2. An abusive or unresponsive board
- If your HOA is unresponsive to written communication, try contacting the directors by phone. If that doesn't work, find out if they're holding a meeting and attend it. If your concern still is not addressed, seek legal advice.
3. If you're fined, accept it and pay
- When dealing with a fine, your first and best option is to simply pay it. Your second option is to ask for a variance, which is an exception to the deed or covenant by which your HOA functions. Your final option is to take legal action but this should be your last resort. It's possible to win but some homeowners have taken associations to court over a few hundred dollars only to come back owing the original fines plus thousands in lawyers' fees.
4. Pay your dues on time
- If you fall behind on your dues, an HOA can foreclose your home, auction it off and evict you. Pay what you owe and pay on time.
5. Run for a position on the board
- By serving on the board of your HOA, you'll always know the latest proposals and be able to do something about them.
6. Get approval before you make changes
- Before making any changes to your property, it's important to gain approval in advance. This will ensure your HOA doesn't come after you once the change has been made. If you anticipate that the change will bother one or more neighbors, approach them to learn about any legitimate concerns.
7. Stay involved
- Attending community meetings is a great way to communicate with other homeowners and the board. You can not only be heard but also hear what is going on. If dues are about to increase, you'll want to find out as soon as possible. Also, you'll want to know about any proposed bylaws or other changes.
8. Communicate with other members

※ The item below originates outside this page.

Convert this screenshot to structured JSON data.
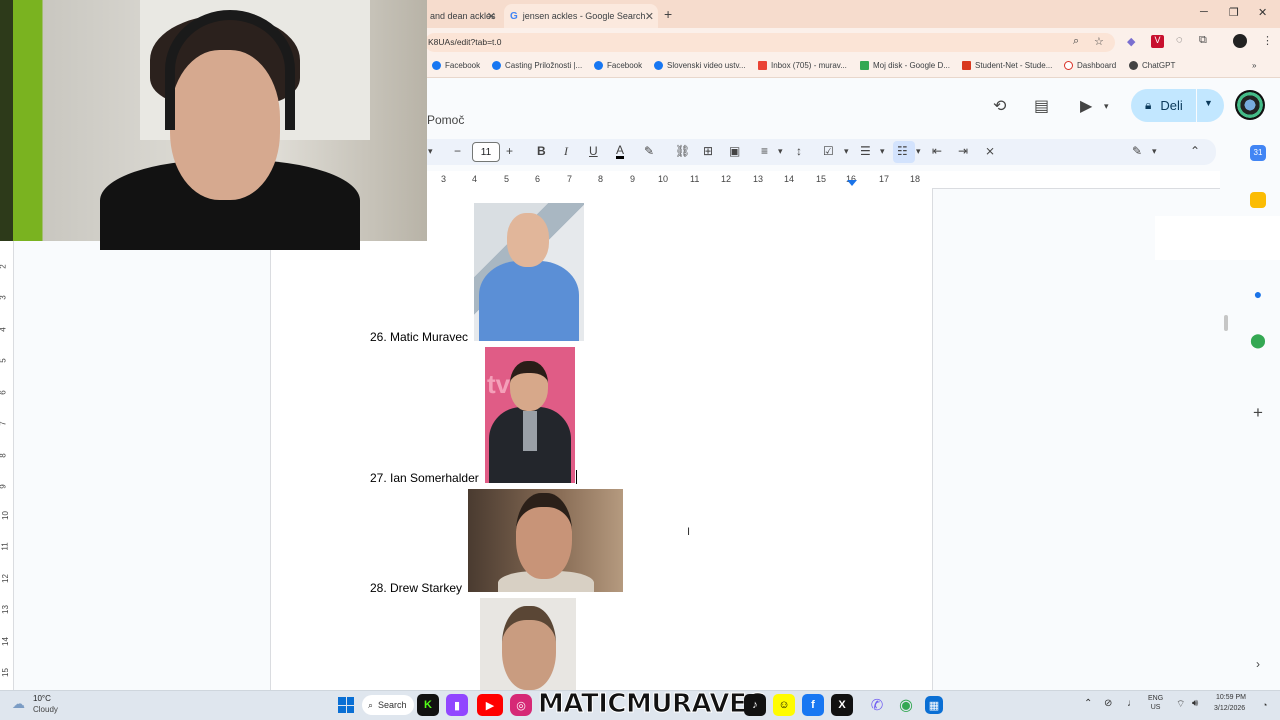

- Living in a neighborhood with an HOA can allow you to form bonds with your neighbors in various ways. If the association begins assessing violations on a large scale, you won't be the only resident feeling targeted and pressured to pay. You'll be able to band together and take further action, if needed. Also, if an individual in the neighborhood calls attention to a violation, if they've befriended you, they'll be more likely to approach you before the association. This can avoid an unpleasant scenario entirely.
9. Expect the best
- Although often times, HOAs have faced controversy regarding their commitment to protecting homeowners, all HOAs behave differently. If your HOA is suiting your needs and wants and their board treats you fairly, then they are doing a good job. If they suddenly increase fees, it might be due to poorly managed revenues.
10. Know the rules & bylaws
- Know your HOA's bylaws and follow them! Read through them thoroughly and also know if one bylaw puts another at odds.